Students at the University of South Carolina recently fought against this idea. USC hosted an event last week called Project Condom, where students and groups across campus designed dresses made entirely out of condoms. Models strutted their stuff covered in rubbers down the runway, and with heads held high, they made the most fashionable statement of all- #lovesafely.

Credit: Keri Goff, The Daily Gamecock

Pictured above is a model in the Project Condom show at USC. Read the full story here.

We at BU are lucky to have access to HIV testing and treatment, and we should take full advantage of it. You don't have to come to our event to be tested- there are tons of resources on campus and in Boston. Just check out this list by the Community Service Center. Above all, have fun this Spring Break and #lovesafely!

Wednesday, March 2, 2011

Cutting USAID and Country of the week: Malawi

According to a recent news article in the Nyasa Times, Malawi is having a difficult time addressing a huge pediatric HIV epidemic. The article reported there are 91,000 children under 15 living with the disease in Malawi, but there are virtually no anti-retroviral (ARV) medications designed for children in the country.

These 91,000 HIV-positive children in Malawi are among 2.1 million children worldwide who are living with the disease.

There is currently legislation making its way through the Senate that would cut U.S. aid to organizations that work to prevent mother-to-child transmission.

If the Senate approves that legislation, an additional estimated 20,000 newborns would also contract the disease, according to the Elisabeth Glaser Pediatric AIDS Foundation.

You can make a difference by signing a petition against this legislation here.

Children who are currently affected by HIV in Malawi have to break an adult ARV pill in half, which is the correct dosage but difficult for children to swallow. Only less than two-thirds of the 91,000 children affected are getting any medicine at all, and those that do find it tough to stick to strict treatment regimens.

The pediatric ARV medicine is very expensive, and some non-profits working in the area said the government has not tried to cooperate with them to secure the necessary medication. They argue the government could help establish a factory to produce the ARV medicine.

The national budget, however, has reduced the portion of the budget devoted to health from 15 to 13 percent since 2006, the article said.

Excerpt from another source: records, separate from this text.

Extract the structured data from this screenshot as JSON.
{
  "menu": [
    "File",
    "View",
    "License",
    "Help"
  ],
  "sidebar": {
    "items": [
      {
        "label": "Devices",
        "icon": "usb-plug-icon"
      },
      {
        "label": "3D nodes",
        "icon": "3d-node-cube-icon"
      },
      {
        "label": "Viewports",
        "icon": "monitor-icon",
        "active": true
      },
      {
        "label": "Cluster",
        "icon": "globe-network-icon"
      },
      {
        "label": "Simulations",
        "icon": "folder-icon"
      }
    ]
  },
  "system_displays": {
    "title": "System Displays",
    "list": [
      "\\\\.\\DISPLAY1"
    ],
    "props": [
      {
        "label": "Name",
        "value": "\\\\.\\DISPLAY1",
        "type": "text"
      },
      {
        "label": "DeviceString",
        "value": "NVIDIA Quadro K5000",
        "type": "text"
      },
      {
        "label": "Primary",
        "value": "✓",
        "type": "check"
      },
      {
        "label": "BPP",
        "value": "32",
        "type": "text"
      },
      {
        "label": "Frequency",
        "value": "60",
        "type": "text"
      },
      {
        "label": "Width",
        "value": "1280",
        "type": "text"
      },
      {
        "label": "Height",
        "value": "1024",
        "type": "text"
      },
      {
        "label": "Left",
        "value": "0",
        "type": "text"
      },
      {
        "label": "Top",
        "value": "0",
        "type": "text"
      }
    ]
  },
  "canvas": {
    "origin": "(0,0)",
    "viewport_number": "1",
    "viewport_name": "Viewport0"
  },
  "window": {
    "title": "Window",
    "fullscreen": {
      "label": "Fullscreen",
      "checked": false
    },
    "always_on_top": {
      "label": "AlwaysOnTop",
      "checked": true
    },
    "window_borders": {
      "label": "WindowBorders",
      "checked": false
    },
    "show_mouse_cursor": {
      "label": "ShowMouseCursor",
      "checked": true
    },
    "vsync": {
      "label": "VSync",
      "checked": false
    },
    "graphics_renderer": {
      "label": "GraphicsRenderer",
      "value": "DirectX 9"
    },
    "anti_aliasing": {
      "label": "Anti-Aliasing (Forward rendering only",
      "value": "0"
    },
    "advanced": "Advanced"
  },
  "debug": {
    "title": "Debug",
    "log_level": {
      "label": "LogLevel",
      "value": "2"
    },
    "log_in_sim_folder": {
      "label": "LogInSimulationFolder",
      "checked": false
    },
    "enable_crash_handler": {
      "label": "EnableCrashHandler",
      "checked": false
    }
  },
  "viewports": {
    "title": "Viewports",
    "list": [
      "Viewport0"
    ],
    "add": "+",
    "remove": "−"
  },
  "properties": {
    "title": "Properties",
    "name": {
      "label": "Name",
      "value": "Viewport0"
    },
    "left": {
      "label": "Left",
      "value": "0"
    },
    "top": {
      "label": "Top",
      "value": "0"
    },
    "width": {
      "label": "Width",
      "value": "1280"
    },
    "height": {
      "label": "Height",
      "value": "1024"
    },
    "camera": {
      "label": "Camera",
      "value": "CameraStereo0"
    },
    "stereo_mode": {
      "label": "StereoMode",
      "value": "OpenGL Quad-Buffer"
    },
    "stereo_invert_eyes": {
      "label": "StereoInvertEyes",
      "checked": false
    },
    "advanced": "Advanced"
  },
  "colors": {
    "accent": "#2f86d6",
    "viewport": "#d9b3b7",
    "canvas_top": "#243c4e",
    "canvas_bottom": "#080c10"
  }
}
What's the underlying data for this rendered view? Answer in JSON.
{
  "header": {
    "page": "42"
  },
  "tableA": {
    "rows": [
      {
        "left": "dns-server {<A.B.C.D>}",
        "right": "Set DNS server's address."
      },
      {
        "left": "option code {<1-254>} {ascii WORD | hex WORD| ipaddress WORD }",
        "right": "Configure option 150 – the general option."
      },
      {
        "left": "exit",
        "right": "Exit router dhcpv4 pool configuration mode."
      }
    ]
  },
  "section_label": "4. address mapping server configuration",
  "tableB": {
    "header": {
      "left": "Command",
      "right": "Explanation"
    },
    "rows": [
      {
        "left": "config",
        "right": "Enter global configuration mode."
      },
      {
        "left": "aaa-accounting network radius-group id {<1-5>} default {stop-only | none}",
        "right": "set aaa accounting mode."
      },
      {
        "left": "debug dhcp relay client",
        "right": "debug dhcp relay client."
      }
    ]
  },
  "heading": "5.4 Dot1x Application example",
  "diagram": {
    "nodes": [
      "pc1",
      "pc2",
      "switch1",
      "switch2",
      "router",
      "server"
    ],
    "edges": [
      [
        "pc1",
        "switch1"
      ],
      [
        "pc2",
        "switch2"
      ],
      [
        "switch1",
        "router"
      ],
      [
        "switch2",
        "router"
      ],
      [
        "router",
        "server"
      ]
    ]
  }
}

Situations such as these show the importance of increasing foreign aid to nations with the epidemic. NGOs on the ground are in need of more support than ever, and the bill approved in the House of Representatives threatens the worldwide goal of producing a generation free of HIV.